New York City poet Meena Alexander was born in Allahabad, India and divided her childhood between India and the Sudan. From her cross-cultural perspective, Alexander writes with moving intensity of post-September 11 events as she evokes violence and civil strife, love, despair, and a hard-won hope. This autobiographical cycle of poems reflects the surrealism of such a life, and is shot through with the frissons of pleasure and pain, of beauty and tension, that mark a truly global identity.
About the Author

Meena Alexander, distinguished professor of English at Hunter College and the Graduate Center of the City University of New York, is the author of several books of poetry, most recently Illiterate Heart (Northwestern, 2002), winner of a 2002 PEN Open Book Award. Her memoir Fault Lines (Feminist Press, 1993) was one of Publishers Weekly's best books of 1993, and her novel Nampally Road (Mercury House, 1991) was a 1991 Voice Literary Supplement Editor's Choice.
Reviews

"Raw Silk demonstrates the rare blend of an acute, utterly contemporary intelligence with a sensuality that is, in itself, a radical way of processing information. In its profound and polyglot sense of world citizenship gained through the indelible experience of exile, Meena Alexander has written what is--not at all paradoxically--a book that's quintessentially a New Yorker's. This is a poetry which earns the reader's trust, even, or especially, when the paths it takes in its explorations of the writer's multiple worlds and of the forms poetry can make of them are unexpected."
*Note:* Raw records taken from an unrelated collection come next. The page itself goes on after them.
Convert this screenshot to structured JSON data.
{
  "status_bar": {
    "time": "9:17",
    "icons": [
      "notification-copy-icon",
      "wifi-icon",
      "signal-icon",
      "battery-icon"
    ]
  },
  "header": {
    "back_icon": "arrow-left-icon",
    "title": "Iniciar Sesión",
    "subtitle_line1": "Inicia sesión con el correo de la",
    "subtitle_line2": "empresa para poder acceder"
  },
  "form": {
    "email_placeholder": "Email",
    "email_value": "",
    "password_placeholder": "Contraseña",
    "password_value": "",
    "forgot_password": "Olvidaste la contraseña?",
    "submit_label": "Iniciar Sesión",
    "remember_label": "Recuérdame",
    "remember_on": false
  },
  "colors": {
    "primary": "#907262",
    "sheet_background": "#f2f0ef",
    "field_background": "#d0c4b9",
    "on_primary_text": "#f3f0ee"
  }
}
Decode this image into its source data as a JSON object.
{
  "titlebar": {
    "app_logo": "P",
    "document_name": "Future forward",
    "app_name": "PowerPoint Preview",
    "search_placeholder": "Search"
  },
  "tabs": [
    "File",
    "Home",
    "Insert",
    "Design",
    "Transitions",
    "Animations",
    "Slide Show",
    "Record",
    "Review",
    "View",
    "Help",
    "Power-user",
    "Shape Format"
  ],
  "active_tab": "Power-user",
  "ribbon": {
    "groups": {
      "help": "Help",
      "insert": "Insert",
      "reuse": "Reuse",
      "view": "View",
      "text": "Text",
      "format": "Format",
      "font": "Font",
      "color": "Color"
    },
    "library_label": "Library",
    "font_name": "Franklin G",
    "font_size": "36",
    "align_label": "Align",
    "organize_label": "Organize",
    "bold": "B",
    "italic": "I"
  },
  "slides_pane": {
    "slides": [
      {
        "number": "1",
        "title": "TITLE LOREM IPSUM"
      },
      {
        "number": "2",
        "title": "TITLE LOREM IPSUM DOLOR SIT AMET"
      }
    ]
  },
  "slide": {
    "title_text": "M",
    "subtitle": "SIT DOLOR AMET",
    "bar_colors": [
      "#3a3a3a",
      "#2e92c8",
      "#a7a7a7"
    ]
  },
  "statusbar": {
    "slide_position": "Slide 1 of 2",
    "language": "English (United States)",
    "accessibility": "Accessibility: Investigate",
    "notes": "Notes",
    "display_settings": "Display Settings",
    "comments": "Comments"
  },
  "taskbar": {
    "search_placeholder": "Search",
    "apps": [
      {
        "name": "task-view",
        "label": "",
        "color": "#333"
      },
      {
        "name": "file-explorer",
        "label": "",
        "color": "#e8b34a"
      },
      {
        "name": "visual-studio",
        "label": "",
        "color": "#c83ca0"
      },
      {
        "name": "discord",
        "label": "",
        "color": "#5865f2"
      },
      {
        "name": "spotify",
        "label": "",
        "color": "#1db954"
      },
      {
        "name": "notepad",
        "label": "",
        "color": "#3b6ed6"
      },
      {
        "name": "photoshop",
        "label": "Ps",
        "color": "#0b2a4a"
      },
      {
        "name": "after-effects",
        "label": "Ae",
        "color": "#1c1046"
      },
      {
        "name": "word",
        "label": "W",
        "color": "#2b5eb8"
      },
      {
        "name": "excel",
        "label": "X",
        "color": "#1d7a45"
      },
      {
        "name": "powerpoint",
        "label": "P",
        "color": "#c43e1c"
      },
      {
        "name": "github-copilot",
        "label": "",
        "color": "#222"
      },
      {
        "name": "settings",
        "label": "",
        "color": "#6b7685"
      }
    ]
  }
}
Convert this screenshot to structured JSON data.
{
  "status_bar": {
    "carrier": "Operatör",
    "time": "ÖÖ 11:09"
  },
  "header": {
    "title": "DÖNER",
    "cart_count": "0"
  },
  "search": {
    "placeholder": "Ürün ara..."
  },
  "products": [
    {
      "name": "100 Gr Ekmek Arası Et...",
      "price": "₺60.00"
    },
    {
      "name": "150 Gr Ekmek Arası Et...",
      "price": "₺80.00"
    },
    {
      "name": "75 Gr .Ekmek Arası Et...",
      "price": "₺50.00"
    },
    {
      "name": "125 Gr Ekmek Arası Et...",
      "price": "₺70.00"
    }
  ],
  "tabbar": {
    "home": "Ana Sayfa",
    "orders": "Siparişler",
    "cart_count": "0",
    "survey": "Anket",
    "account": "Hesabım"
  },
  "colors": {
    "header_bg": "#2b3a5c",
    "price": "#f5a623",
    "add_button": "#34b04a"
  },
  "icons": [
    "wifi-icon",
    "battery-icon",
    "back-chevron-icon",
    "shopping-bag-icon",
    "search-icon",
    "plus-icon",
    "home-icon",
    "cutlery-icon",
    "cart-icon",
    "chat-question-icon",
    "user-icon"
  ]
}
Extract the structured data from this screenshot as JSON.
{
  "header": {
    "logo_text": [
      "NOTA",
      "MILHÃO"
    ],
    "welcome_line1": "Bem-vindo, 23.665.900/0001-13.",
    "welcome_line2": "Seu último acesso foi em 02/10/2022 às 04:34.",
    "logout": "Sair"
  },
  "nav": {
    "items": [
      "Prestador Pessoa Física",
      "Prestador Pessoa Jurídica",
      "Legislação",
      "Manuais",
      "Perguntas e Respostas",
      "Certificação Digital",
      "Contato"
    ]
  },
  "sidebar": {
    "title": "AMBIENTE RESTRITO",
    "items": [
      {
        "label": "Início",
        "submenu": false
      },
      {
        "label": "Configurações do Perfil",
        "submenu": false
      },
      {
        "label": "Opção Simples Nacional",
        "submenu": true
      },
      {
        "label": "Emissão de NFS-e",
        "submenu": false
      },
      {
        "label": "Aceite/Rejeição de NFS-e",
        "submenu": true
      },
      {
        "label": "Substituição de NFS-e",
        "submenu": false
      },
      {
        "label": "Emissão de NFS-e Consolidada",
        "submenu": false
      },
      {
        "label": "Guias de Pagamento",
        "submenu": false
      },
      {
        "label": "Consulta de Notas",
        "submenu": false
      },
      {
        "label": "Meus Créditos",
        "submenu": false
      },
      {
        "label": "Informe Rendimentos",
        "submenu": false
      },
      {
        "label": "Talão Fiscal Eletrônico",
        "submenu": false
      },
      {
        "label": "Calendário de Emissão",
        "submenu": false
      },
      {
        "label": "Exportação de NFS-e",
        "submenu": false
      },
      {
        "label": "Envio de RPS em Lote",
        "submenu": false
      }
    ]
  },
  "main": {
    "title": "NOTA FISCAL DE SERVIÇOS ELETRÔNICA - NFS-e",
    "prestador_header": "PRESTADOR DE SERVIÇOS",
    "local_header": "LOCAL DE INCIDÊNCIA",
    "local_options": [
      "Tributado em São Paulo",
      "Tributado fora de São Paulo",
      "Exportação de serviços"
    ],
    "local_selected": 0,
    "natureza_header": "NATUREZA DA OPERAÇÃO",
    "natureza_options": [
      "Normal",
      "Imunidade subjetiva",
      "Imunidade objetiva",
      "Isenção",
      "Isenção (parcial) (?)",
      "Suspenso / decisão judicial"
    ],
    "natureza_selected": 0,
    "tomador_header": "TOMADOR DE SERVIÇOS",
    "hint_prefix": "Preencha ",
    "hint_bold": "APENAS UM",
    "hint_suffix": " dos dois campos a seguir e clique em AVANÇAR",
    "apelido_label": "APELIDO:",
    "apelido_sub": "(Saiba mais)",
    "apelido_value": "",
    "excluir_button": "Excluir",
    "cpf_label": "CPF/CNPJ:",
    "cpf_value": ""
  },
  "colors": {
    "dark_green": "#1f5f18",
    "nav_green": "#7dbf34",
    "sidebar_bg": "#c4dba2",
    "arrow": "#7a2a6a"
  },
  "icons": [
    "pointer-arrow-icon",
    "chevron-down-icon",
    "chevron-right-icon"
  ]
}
-Marilyn Hacker, author of Desesperanto: Poems 1999-2002
"Meena Alexander sings of countries, foreign and familiar, places where the heart and spirit live, and places for which one needs a passport and visas. Her voice guides us far away and back home. The reader sees her visions and remembers, and is uplifted."
-Maxine Hong Kingston